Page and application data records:
====

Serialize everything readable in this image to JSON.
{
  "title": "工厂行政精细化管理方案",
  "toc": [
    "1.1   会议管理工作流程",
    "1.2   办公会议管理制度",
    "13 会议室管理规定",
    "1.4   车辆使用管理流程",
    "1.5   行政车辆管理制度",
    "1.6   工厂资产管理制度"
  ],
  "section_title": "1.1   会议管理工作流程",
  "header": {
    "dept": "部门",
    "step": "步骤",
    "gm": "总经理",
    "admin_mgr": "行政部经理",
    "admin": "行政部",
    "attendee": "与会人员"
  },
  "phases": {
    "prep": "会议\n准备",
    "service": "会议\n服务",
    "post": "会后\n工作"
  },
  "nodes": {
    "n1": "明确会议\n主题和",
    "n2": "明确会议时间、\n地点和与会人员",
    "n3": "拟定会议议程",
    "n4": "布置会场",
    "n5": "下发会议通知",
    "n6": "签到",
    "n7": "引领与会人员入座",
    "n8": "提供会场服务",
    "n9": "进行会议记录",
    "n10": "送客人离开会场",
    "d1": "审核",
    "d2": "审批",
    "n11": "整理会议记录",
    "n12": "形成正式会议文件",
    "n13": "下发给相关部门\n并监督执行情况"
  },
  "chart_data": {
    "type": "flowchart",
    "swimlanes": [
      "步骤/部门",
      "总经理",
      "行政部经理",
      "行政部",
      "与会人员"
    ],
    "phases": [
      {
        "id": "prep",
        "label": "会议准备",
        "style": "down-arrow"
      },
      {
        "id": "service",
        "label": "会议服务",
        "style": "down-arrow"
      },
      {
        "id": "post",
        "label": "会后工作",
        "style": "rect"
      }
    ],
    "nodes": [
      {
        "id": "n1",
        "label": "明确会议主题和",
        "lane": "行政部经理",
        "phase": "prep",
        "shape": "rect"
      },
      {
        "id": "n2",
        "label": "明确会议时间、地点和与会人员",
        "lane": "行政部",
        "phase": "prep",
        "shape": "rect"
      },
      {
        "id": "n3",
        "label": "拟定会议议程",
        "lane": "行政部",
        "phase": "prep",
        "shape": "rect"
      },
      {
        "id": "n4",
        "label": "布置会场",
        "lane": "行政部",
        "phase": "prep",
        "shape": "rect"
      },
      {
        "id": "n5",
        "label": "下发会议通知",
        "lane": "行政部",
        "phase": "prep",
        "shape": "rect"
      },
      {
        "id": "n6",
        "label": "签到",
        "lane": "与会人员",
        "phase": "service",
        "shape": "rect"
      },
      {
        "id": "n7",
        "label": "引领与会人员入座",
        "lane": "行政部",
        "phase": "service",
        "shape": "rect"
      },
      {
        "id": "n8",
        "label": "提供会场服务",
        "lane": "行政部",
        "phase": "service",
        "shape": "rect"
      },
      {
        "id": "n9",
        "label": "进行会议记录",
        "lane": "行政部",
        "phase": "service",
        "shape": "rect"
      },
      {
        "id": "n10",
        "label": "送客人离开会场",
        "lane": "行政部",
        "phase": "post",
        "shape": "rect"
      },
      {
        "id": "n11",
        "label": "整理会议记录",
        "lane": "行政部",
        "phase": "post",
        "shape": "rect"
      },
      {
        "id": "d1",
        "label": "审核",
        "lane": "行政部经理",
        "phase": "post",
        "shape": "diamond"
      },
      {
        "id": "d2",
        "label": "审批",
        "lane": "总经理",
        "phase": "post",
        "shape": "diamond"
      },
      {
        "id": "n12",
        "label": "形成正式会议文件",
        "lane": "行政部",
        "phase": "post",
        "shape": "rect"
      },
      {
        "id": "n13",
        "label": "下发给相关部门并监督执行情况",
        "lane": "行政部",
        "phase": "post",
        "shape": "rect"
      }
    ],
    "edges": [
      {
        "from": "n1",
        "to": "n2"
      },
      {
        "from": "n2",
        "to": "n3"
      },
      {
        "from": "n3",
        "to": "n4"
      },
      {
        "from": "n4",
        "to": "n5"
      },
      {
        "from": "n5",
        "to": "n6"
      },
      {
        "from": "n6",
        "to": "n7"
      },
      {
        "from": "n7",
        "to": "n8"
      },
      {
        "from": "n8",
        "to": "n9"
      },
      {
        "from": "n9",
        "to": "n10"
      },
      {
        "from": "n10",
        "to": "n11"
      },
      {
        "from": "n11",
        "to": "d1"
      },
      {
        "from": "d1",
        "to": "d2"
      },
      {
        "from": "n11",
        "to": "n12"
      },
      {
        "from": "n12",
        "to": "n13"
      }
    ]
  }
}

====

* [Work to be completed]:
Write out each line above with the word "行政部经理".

* [Answer section]:
    "admin_mgr": "行政部经理",
      "行政部经理",
        "lane": "行政部经理",
        "lane": "行政部经理",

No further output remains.